### What the exercise asks
Filter these entries down to lines holding "Streaming".

[Source records]
══════════

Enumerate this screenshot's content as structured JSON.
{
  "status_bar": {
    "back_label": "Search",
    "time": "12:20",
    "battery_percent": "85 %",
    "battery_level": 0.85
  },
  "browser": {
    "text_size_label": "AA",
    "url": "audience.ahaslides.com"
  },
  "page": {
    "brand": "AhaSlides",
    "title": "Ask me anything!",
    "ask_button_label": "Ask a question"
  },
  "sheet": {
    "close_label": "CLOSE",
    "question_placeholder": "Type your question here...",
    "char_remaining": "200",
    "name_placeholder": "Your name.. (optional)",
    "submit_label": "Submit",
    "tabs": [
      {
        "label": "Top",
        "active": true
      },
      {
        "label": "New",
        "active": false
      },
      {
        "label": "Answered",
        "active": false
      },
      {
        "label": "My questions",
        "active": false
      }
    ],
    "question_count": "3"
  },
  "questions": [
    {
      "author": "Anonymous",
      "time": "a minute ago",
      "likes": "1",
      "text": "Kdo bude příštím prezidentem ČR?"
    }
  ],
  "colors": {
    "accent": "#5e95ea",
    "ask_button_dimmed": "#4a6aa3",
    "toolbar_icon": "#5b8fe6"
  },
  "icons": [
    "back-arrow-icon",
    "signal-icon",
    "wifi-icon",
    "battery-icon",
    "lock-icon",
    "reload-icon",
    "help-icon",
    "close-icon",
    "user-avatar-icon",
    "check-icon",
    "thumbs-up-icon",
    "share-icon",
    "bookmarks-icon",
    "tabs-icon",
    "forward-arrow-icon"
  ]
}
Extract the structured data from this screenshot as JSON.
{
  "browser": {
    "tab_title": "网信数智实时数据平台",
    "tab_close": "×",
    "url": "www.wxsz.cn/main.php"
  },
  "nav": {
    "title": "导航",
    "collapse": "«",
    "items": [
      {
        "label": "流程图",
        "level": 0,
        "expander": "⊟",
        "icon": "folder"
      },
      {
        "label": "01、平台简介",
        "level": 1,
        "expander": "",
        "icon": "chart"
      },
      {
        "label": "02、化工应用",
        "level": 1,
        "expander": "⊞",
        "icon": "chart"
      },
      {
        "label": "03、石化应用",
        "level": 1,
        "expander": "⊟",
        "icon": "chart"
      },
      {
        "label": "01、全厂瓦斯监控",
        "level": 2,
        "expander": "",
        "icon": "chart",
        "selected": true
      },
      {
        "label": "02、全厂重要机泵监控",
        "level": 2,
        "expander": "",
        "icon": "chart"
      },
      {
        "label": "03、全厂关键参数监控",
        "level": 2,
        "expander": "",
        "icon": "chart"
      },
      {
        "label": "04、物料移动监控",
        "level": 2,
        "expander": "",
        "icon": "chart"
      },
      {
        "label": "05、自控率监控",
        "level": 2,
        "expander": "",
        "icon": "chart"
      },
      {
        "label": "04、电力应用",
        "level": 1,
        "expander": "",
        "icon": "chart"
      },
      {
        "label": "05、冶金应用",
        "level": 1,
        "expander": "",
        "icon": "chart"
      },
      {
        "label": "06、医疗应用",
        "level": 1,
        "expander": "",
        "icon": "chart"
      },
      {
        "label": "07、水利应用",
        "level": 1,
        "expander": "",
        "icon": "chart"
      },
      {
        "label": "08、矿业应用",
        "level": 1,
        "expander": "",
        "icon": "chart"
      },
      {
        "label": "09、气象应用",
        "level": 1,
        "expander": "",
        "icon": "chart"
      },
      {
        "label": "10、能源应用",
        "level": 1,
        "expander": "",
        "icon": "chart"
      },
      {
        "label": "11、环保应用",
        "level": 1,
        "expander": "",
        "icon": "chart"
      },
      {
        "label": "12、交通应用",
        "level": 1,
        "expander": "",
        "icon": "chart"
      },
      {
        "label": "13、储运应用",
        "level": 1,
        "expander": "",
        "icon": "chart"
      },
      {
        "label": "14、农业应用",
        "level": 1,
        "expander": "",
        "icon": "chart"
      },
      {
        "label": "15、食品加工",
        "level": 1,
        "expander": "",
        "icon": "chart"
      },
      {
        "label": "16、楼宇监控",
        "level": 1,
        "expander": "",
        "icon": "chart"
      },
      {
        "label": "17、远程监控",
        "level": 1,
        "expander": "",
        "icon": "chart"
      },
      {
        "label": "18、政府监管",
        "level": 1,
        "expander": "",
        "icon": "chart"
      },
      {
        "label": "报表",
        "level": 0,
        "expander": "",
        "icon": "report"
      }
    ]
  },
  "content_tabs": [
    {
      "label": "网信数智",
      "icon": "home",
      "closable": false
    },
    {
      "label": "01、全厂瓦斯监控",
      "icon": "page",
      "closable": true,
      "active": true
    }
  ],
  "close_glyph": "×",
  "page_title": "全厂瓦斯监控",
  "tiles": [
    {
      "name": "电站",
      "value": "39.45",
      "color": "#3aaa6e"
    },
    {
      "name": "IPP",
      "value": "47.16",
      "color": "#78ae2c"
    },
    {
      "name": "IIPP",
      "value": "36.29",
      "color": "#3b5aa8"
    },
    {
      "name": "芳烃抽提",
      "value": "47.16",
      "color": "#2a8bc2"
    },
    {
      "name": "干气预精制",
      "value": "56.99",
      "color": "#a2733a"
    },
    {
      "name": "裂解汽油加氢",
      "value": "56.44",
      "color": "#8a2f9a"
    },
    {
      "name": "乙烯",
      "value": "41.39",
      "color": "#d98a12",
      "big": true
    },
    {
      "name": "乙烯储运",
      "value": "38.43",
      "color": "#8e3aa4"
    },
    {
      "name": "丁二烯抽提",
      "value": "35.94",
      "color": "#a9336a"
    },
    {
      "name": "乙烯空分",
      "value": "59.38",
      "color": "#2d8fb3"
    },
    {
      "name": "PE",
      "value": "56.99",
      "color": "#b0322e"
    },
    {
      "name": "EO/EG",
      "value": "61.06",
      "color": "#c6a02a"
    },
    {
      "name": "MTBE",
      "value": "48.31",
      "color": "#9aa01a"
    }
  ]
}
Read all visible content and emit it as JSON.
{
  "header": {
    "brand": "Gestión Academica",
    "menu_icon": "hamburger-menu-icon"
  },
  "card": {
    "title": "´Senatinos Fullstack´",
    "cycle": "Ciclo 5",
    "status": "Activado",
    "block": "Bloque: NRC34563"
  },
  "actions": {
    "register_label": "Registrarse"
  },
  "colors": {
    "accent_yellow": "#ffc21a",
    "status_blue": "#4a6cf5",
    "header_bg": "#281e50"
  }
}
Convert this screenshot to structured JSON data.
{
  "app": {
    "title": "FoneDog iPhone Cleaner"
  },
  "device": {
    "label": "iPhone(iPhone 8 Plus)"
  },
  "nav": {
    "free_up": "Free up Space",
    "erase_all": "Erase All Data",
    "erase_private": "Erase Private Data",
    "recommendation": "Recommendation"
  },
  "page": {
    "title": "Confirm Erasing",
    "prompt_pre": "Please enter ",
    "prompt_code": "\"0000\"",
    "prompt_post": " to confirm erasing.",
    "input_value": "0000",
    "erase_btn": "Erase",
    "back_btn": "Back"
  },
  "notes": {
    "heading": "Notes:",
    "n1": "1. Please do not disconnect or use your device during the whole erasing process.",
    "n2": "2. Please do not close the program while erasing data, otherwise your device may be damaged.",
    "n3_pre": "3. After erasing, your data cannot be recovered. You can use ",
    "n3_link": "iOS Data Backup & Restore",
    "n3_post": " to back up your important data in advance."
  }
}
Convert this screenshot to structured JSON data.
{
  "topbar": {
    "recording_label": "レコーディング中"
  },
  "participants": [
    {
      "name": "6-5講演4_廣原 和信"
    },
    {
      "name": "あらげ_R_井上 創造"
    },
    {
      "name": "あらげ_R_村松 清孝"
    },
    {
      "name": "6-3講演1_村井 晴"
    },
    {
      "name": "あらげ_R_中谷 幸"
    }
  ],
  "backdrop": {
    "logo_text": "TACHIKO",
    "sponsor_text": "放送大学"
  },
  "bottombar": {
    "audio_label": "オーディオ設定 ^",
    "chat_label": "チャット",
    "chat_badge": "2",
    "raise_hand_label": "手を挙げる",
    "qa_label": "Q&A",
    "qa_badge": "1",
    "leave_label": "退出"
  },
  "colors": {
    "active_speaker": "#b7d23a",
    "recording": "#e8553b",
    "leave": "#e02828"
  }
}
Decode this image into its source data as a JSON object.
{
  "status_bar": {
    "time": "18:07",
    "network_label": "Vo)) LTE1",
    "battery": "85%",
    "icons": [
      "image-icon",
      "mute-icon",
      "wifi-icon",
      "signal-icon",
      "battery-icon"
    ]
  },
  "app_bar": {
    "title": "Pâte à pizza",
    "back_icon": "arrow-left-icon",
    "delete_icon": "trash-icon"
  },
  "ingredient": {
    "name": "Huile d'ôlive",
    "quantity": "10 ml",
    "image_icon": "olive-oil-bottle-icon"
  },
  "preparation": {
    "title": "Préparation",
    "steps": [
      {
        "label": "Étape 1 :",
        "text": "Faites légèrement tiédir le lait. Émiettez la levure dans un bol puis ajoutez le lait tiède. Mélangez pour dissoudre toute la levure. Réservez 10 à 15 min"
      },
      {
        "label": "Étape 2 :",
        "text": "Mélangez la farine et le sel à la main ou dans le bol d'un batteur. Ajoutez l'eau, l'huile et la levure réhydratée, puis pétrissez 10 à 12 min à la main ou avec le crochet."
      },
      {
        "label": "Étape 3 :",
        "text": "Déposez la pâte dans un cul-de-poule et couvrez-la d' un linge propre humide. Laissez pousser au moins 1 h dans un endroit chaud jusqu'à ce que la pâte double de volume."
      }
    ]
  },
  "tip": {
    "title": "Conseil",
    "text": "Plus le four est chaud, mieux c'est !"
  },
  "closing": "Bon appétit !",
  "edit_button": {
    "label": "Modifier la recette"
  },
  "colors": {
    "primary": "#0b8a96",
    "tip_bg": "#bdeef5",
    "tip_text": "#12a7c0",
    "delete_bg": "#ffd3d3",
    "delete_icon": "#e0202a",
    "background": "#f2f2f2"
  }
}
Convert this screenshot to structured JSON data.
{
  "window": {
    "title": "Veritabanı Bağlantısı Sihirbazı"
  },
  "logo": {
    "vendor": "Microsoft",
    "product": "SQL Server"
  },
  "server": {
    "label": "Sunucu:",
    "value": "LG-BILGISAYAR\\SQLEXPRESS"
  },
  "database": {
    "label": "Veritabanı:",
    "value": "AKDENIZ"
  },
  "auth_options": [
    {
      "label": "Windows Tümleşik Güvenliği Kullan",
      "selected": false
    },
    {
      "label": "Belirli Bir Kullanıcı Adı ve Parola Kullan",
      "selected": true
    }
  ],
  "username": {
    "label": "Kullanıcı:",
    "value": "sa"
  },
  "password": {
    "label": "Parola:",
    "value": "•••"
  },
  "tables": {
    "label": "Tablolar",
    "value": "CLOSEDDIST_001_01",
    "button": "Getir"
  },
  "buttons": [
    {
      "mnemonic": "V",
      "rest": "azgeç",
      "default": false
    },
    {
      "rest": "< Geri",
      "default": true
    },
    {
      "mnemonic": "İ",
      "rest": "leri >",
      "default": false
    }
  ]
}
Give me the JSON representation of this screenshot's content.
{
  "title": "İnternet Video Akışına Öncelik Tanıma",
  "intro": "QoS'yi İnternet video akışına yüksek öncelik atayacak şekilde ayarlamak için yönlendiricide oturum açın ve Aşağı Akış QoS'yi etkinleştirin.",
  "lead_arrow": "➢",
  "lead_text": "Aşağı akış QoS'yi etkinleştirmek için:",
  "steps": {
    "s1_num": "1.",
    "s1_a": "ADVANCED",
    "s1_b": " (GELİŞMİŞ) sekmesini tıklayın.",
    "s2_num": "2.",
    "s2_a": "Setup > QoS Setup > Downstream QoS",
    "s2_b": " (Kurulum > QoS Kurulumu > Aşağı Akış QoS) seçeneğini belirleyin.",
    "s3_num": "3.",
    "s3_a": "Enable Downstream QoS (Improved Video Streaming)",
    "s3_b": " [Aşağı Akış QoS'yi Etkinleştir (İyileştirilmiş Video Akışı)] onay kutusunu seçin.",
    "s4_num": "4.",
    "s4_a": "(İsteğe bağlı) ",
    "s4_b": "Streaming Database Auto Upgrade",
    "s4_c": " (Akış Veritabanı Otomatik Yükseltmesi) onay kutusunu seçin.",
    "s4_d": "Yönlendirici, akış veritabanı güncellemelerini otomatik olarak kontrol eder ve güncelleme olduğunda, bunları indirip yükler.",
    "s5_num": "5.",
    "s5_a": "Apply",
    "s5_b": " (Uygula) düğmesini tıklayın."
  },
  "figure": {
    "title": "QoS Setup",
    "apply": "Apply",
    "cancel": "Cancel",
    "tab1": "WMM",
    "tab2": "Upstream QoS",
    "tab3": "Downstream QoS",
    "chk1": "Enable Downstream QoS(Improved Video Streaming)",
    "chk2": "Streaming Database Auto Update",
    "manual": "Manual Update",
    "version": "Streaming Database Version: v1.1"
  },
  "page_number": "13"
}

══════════

### Output for this exercise
    "s3_a": "Enable Downstream QoS (Improved Video Streaming)",
    "s4_b": "Streaming Database Auto Upgrade",
    "chk1": "Enable Downstream QoS(Improved Video Streaming)",
    "chk2": "Streaming Database Auto Update",
    "version": "Streaming Database Version: v1.1"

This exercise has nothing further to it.